The author agrees that there are bad people in the church. He says churches should set high standards for those in the pastorate. Still, the people MUST OBEY.
Yet this is a group that has been consistently fooled by men like CJ Mahaney, Mark Driscoll, Doug Wilson and has even overlooked the problem with John Piper’s church because well… they like our doctrine ya know.
Hebrews instructs believers to “remember,” “obey,” and “submit to” leaders who speak the word of God, keep watch over people’s souls, and set an example of faith
The author claims to want to have leaders that reflect God’s love but
We need to lament the painful effects of pastoral failures, and we need to recover a biblical vision of humble, godly servant leadership that reflects God’s love and authority and that’s measured by “faithfulness … according to God’s design.”18
I truly do not feel this author, as well as many in TGC, get McKnight.

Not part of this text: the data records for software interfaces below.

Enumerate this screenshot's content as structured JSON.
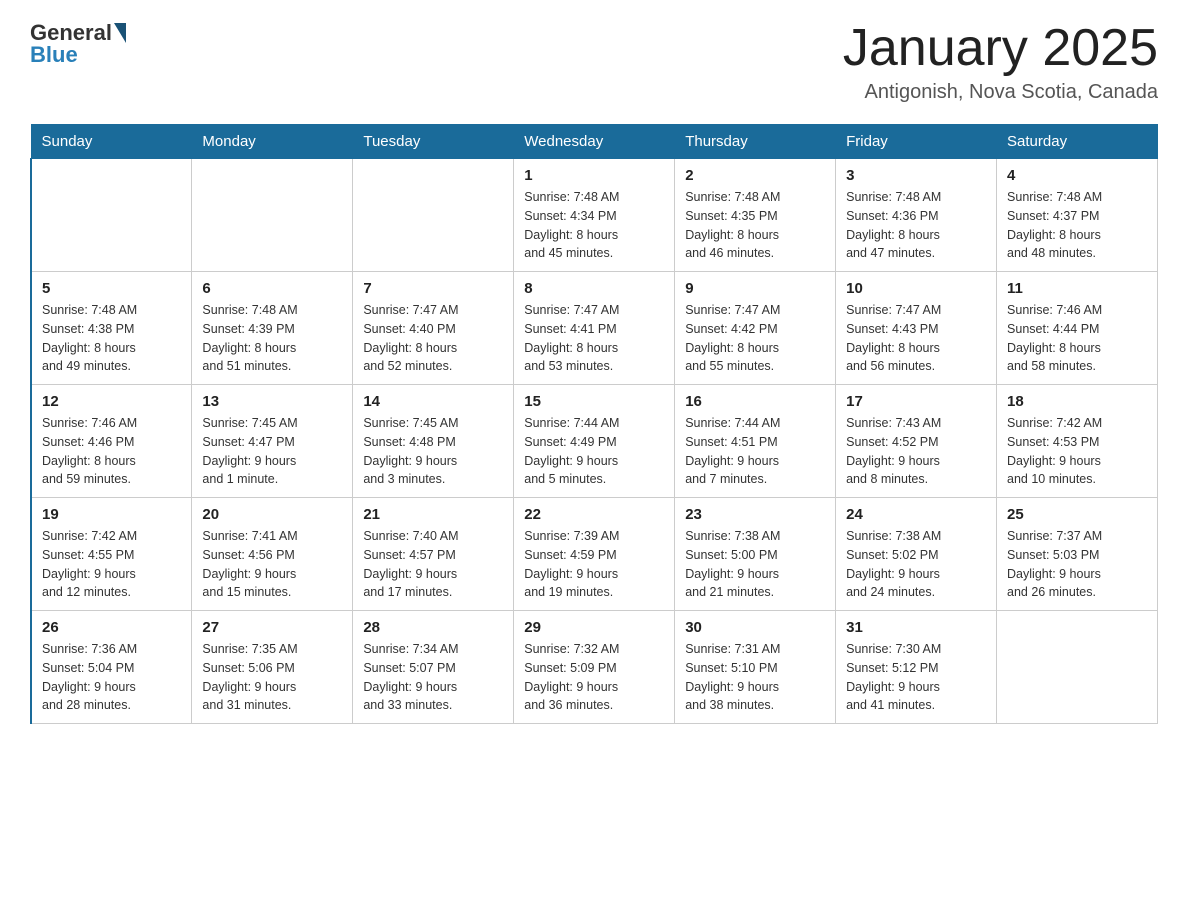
{
  "header": {
    "logo_general": "General",
    "logo_blue": "Blue",
    "month_title": "January 2025",
    "location": "Antigonish, Nova Scotia, Canada"
  },
  "weekdays": [
    "Sunday",
    "Monday",
    "Tuesday",
    "Wednesday",
    "Thursday",
    "Friday",
    "Saturday"
  ],
  "weeks": [
    [
      {
        "day": "",
        "info": ""
      },
      {
        "day": "",
        "info": ""
      },
      {
        "day": "",
        "info": ""
      },
      {
        "day": "1",
        "info": "Sunrise: 7:48 AM\nSunset: 4:34 PM\nDaylight: 8 hours\nand 45 minutes."
      },
      {
        "day": "2",
        "info": "Sunrise: 7:48 AM\nSunset: 4:35 PM\nDaylight: 8 hours\nand 46 minutes."
      },
      {
        "day": "3",
        "info": "Sunrise: 7:48 AM\nSunset: 4:36 PM\nDaylight: 8 hours\nand 47 minutes."
      },
      {
        "day": "4",
        "info": "Sunrise: 7:48 AM\nSunset: 4:37 PM\nDaylight: 8 hours\nand 48 minutes."
      }
    ],
    [
      {
        "day": "5",
        "info": "Sunrise: 7:48 AM\nSunset: 4:38 PM\nDaylight: 8 hours\nand 49 minutes."
      },
      {
        "day": "6",
        "info": "Sunrise: 7:48 AM\nSunset: 4:39 PM\nDaylight: 8 hours\nand 51 minutes."
      },
      {
        "day": "7",
        "info": "Sunrise: 7:47 AM\nSunset: 4:40 PM\nDaylight: 8 hours\nand 52 minutes."
      },
      {
        "day": "8",
        "info": "Sunrise: 7:47 AM\nSunset: 4:41 PM\nDaylight: 8 hours\nand 53 minutes."
      },
      {
        "day": "9",
        "info": "Sunrise: 7:47 AM\nSunset: 4:42 PM\nDaylight: 8 hours\nand 55 minutes."
      },
      {
        "day": "10",
        "info": "Sunrise: 7:47 AM\nSunset: 4:43 PM\nDaylight: 8 hours\nand 56 minutes."
      },
      {
        "day": "11",
        "info": "Sunrise: 7:46 AM\nSunset: 4:44 PM\nDaylight: 8 hours\nand 58 minutes."
      }
    ],
    [
      {
        "day": "12",
        "info": "Sunrise: 7:46 AM\nSunset: 4:46 PM\nDaylight: 8 hours\nand 59 minutes."
      },
      {
        "day": "13",
        "info": "Sunrise: 7:45 AM\nSunset: 4:47 PM\nDaylight: 9 hours\nand 1 minute."
      },
      {
        "day": "14",
        "info": "Sunrise: 7:45 AM\nSunset: 4:48 PM\nDaylight: 9 hours\nand 3 minutes."
      },
      {
        "day": "15",
        "info": "Sunrise: 7:44 AM\nSunset: 4:49 PM\nDaylight: 9 hours\nand 5 minutes."
      },
      {
        "day": "16",
        "info": "Sunrise: 7:44 AM\nSunset: 4:51 PM\nDaylight: 9 hours\nand 7 minutes."
      },
      {
        "day": "17",
        "info": "Sunrise: 7:43 AM\nSunset: 4:52 PM\nDaylight: 9 hours\nand 8 minutes."
      },
      {
        "day": "18",
        "info": "Sunrise: 7:42 AM\nSunset: 4:53 PM\nDaylight: 9 hours\nand 10 minutes."
      }
    ],
    [
      {
        "day": "19",
        "info": "Sunrise: 7:42 AM\nSunset: 4:55 PM\nDaylight: 9 hours\nand 12 minutes."
      },
      {
        "day": "20",
        "info": "Sunrise: 7:41 AM\nSunset: 4:56 PM\nDaylight: 9 hours\nand 15 minutes."
      },
      {
        "day": "21",
        "info": "Sunrise: 7:40 AM\nSunset: 4:57 PM\nDaylight: 9 hours\nand 17 minutes."
      },
      {
        "day": "22",
        "info": "Sunrise: 7:39 AM\nSunset: 4:59 PM\nDaylight: 9 hours\nand 19 minutes."
      },
      {
        "day": "23",
        "info": "Sunrise: 7:38 AM\nSunset: 5:00 PM\nDaylight: 9 hours\nand 21 minutes."
      },
      {
        "day": "24",
        "info": "Sunrise: 7:38 AM\nSunset: 5:02 PM\nDaylight: 9 hours\nand 24 minutes."
      },
      {
        "day": "25",
        "info": "Sunrise: 7:37 AM\nSunset: 5:03 PM\nDaylight: 9 hours\nand 26 minutes."
      }
    ],
    [
      {
        "day": "26",
        "info": "Sunrise: 7:36 AM\nSunset: 5:04 PM\nDaylight: 9 hours\nand 28 minutes."
      },
      {
        "day": "27",
        "info": "Sunrise: 7:35 AM\nSunset: 5:06 PM\nDaylight: 9 hours\nand 31 minutes."
      },
      {
        "day": "28",
        "info": "Sunrise: 7:34 AM\nSunset: 5:07 PM\nDaylight: 9 hours\nand 33 minutes."
      },
      {
        "day": "29",
        "info": "Sunrise: 7:32 AM\nSunset: 5:09 PM\nDaylight: 9 hours\nand 36 minutes."
      },
      {
        "day": "30",
        "info": "Sunrise: 7:31 AM\nSunset: 5:10 PM\nDaylight: 9 hours\nand 38 minutes."
      },
      {
        "day": "31",
        "info": "Sunrise: 7:30 AM\nSunset: 5:12 PM\nDaylight: 9 hours\nand 41 minutes."
      },
      {
        "day": "",
        "info": ""
      }
    ]
  ]
}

He gets sin and there sure has been a whole bunch of sinful leaders who have brought grave harm to church members. He is working through how to change the church culture.

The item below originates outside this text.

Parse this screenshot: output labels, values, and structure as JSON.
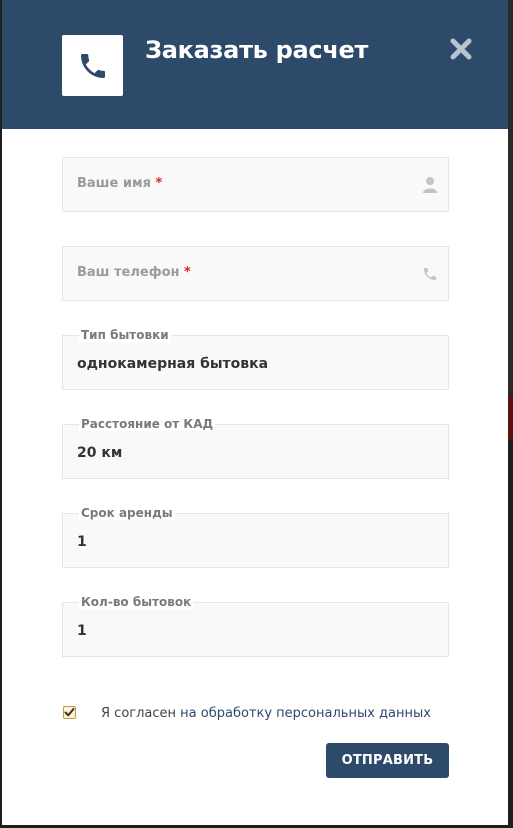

McKnight and Barringer’s book was not one more book designed to hit marginalized and abused church members over the head with their sin. I don’t get how this works in TGC churches. I’ve seen people who have been abused being told by pastors that they contributed to the abuse and that they are sinners as well. I have talked with women from some of the TGC churches told to stick it out in abused marriages and to spend time focusing on changing their own sin. The author complains that McKnight doesn’t focus enough on preaching or making disciples. It seems to me that McKnight would attract more disciples with his ideas.
Here’s the problem. I wouldn’t listen to the preaching in an abusive church that shows little love by stupidly disciplining folks for things like “not getting the vision. Years ago, I watched as TGC formed and gave us cock sure formulas which were made into redundant sermons that emphasized obedience and double honor to the church leaders, who “keep watch over their souls.” They haven’t done such a good job of it.
The tov church may be affirming, authentic, and sincere, but by failing to emphasize that sin is fundamentally against the holy and righteous God and not merely against other people, the authors offer a shaky foundation for promoting true repentance, forgiveness, and change.
McKnight and Barringer offer their clearest answer in the book’s final chapter: “Those who align themselves under the headship of Jesus as Lord identify with the redemptive work of salvation accomplished by Jesus on the cross (and brought to fulfillment by his resurrection and ascension), and they are brought into restored relationship with ‘the God who saves’
They acknowledge Christ’s saving work on the cross, but they focus attention on salvation from corrupt pastors and toxic churches and do not clearly connect this to the fundamental need of all people to repent and seek forgiveness for sins against a holy God. Further, while the authors stress the church’s “redemptive and restorative” agency in people’s lives (p. 216), they do not relate this to the normative activities of preaching, evangelism, or making disciples.
Given the choice between John Puper’s way and Scot McKnight’s way, I know what I would choose. I would go for the love that focuses on the marginalized and abused within the church any day. What about you?
I often think that Mary is marginalized in discussions of the Gospel. Here is one of my favorite Christmas songs.